At 25, Joey has been haunted by the memory of his own Tinkerbelle encounter. He isn’t sure whether the encounter really took place or it was a product of his imagination. One thing is for sure though: before Braeden left him, he promised that he would come back to Joey to teach Joey how to fly. Joey still wishes to grow wings and fly so he’s still waiting for Braeden to show up in his life. So, what will Joey do when his wish comes true and Braeden reappears into his life? Braeden will reveal some things about Joey and his family that Joey has no clue of before whisking Joey off into an adventure where Joey finds himself playing the role of Sleeping Beauty who has finally been awakened by his Prince Charming into his role to take down his evil daddy that has been terrorizing poor butterfly-winged sidhe critters everywhere all this while.
Contrary to what some nasty rumor would suggest, Fireflies is not a metaphor-heavy autobiography of a survivor of Michael Jackson’s kiddie harem. Okay, seriously, I wish Ms Blue has actually taken the time to let Joey and Braeden connect on some emotional level before getting them into bed with each other, because any sexual/romantic bond that was allegedly formed when one of the characters was a five-year old kid is not going to cut it.
The story doesn’t have much room for characterization and plot development. I don’t know why the author doesn’t let the story be longer in order to make her characters come off more fleshed-out. As it is, Joey turns into some crybaby pansy when he reunites with Braeden, constantly feeling insecure about his abilities when he’s not crying that I am tempted to get politically incorrect and call him a sissy because my goodness, he is.

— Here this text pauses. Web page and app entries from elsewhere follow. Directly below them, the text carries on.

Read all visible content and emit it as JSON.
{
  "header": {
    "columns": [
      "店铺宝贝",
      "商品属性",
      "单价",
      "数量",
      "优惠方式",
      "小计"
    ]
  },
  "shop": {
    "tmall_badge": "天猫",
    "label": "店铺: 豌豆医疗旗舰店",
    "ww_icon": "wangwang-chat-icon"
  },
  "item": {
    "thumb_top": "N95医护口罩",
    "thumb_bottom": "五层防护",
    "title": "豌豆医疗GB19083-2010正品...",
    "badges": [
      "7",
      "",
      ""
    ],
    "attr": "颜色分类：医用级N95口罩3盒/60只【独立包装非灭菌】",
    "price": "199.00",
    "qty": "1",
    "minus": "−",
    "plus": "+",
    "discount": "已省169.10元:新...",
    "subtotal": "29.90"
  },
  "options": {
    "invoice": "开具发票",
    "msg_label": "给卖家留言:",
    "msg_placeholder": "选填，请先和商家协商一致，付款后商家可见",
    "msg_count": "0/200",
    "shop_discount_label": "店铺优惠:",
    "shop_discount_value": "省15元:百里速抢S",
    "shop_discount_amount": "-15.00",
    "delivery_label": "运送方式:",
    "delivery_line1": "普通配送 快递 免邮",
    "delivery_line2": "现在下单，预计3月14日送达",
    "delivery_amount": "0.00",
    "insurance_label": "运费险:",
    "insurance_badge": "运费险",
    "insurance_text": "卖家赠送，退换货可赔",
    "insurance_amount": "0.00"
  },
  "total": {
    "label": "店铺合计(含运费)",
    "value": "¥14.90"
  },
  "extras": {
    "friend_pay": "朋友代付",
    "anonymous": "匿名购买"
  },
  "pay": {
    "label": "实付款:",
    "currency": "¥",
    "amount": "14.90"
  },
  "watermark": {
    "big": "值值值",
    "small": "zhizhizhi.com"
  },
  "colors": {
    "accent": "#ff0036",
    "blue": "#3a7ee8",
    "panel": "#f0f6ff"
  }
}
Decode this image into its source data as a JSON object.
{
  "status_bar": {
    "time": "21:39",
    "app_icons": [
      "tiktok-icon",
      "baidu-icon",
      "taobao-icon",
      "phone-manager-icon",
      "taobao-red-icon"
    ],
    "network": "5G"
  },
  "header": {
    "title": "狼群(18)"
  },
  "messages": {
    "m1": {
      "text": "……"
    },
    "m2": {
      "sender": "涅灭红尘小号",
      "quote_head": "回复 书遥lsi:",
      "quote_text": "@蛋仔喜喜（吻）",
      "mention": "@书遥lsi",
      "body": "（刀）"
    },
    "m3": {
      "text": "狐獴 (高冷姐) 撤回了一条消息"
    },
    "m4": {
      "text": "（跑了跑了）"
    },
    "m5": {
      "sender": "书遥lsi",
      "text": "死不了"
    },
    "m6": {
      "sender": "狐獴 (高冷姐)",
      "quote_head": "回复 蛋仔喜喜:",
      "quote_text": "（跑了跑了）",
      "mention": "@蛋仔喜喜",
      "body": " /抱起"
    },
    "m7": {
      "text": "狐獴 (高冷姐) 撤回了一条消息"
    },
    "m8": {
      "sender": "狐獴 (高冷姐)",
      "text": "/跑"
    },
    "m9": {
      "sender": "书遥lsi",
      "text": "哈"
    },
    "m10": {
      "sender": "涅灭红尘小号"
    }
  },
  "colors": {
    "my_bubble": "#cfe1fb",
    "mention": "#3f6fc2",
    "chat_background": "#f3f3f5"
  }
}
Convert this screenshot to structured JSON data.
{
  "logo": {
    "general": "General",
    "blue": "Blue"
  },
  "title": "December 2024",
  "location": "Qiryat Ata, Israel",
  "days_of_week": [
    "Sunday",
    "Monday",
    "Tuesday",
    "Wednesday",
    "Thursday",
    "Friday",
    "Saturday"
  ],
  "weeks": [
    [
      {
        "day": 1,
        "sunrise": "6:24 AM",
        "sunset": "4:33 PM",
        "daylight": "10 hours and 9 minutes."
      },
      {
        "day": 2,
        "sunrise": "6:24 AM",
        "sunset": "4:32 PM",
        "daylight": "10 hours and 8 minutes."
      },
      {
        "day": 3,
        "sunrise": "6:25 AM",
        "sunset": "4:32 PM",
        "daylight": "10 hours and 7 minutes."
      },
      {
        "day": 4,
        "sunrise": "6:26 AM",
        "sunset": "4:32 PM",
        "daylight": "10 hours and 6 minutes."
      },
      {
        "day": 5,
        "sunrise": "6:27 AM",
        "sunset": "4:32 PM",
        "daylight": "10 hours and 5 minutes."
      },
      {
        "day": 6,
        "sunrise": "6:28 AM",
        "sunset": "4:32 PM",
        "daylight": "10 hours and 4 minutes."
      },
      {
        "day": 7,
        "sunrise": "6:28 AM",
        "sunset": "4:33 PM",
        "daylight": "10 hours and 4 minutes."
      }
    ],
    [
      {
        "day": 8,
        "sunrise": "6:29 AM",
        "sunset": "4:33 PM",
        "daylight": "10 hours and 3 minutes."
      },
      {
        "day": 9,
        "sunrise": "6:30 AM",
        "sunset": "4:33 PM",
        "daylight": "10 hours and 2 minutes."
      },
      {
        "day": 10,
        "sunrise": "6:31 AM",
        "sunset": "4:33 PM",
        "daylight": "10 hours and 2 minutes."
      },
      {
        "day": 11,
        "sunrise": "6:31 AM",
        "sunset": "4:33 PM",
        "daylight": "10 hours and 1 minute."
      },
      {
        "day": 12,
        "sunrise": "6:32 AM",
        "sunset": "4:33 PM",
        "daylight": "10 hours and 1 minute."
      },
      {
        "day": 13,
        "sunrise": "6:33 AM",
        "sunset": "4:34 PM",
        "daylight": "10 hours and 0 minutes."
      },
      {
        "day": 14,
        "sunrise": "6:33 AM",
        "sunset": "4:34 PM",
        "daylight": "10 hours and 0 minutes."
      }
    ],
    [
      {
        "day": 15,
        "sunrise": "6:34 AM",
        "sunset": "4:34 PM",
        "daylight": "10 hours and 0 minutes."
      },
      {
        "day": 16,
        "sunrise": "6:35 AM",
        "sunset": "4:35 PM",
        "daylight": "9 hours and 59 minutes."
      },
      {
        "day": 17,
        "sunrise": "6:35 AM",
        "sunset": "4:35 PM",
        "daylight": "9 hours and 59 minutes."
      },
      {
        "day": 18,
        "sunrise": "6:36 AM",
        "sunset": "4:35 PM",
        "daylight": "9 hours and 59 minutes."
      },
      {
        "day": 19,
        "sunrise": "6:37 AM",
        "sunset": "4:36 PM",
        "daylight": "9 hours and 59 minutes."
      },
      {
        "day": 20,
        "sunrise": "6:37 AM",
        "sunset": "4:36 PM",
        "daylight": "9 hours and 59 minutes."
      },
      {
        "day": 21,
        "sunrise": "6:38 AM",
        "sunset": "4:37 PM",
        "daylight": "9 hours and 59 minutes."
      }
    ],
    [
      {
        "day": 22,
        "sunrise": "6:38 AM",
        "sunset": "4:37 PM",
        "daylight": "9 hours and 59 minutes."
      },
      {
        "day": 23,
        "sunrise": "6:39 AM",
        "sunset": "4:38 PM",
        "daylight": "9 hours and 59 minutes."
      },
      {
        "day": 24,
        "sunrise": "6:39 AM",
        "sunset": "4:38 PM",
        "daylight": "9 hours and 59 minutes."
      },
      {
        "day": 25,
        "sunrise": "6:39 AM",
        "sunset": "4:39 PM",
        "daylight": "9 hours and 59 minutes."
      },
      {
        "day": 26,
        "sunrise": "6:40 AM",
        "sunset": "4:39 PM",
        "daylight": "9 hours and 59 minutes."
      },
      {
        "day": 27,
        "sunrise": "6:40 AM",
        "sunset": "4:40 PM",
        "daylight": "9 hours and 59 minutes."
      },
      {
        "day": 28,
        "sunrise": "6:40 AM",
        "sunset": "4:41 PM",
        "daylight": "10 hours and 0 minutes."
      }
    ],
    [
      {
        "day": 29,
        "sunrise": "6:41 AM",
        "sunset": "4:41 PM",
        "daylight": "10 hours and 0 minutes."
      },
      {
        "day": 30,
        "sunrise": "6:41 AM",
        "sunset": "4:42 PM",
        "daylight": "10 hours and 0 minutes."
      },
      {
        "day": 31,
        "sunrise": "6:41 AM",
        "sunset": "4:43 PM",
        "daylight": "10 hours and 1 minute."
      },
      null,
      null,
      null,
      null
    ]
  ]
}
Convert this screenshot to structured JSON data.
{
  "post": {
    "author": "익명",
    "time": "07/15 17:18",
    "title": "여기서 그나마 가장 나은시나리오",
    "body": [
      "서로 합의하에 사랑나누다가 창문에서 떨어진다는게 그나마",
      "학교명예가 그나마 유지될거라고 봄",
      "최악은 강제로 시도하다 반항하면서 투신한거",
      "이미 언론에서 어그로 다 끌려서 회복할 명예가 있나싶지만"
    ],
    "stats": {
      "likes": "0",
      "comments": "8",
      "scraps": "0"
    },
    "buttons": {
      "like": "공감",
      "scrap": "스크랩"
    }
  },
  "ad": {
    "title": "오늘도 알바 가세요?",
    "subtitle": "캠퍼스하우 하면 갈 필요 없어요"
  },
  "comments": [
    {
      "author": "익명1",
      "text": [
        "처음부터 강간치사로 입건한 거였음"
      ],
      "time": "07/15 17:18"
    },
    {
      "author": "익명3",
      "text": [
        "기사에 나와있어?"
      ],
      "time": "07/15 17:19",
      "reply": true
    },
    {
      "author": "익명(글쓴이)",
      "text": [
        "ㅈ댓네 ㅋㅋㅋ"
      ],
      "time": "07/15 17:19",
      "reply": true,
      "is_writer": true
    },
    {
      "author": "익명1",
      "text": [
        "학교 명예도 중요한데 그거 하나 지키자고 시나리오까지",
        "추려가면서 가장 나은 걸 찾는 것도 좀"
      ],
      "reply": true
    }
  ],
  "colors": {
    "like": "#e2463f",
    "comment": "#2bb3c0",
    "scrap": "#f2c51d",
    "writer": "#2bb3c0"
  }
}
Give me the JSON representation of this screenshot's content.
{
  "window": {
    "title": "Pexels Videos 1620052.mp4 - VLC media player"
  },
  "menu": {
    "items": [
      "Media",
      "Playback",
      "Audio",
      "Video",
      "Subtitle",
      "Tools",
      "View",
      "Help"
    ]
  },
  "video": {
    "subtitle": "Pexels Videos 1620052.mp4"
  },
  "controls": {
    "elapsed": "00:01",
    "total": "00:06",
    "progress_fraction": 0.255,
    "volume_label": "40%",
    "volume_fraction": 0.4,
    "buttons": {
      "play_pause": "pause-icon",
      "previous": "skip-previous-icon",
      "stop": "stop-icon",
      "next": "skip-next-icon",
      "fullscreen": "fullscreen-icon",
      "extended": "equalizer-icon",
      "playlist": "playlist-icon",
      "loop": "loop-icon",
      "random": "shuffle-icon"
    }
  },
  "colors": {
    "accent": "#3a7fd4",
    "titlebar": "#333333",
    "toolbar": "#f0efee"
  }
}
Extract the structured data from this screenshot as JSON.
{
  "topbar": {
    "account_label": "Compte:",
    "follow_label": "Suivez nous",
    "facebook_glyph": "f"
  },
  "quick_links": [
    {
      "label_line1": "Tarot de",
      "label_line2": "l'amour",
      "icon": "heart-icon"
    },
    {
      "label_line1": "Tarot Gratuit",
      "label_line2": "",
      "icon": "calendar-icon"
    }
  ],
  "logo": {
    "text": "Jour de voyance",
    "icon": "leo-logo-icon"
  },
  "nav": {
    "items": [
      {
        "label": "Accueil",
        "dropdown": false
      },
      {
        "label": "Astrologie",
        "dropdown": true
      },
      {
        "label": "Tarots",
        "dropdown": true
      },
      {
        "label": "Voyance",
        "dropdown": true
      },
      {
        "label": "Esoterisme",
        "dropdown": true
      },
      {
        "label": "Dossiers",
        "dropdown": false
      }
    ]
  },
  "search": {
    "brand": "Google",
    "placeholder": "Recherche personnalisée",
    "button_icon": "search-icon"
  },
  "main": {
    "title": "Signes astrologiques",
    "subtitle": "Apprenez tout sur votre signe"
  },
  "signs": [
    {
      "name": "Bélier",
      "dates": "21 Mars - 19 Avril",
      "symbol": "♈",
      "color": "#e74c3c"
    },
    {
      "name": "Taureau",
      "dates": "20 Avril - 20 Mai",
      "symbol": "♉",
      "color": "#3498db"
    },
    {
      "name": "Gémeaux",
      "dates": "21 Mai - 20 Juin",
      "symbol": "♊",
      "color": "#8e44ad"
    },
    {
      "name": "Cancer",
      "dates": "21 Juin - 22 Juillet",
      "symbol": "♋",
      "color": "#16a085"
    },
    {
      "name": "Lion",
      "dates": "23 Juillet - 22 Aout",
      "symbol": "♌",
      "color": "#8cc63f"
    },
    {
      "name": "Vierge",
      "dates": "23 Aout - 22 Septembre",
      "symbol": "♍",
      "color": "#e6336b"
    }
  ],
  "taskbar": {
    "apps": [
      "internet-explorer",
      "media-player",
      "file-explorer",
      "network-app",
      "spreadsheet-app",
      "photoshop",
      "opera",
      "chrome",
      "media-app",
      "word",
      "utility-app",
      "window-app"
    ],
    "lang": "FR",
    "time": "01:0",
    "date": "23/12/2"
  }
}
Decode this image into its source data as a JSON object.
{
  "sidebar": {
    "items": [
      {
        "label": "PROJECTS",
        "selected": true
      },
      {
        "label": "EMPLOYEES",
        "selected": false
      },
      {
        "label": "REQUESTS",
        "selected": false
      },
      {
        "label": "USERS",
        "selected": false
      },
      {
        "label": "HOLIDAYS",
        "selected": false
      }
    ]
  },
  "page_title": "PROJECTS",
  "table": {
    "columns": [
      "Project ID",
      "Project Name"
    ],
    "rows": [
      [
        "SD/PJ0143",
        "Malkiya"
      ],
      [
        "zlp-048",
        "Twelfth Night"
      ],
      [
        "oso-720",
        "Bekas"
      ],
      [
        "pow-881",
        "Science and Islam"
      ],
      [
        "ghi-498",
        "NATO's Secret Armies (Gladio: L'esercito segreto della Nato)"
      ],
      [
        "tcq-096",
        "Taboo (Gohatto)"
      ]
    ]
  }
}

One thing good about Fireflies is the backdrop. From the exotic botany Joey works in to the magical world of the sidhe, there is plenty of atmosphere here to give the setting a most vivid feel. It is therefore unfortunate that the characters soon settle into being such familiar stereotypes and the story rushes to its closure without the author having the opportunity to fully develop the storyline and the characters into something more memorable. The idea of a gay take on Peter Pan is more than fine, but the execution is too rushed and leaves too much to be desired.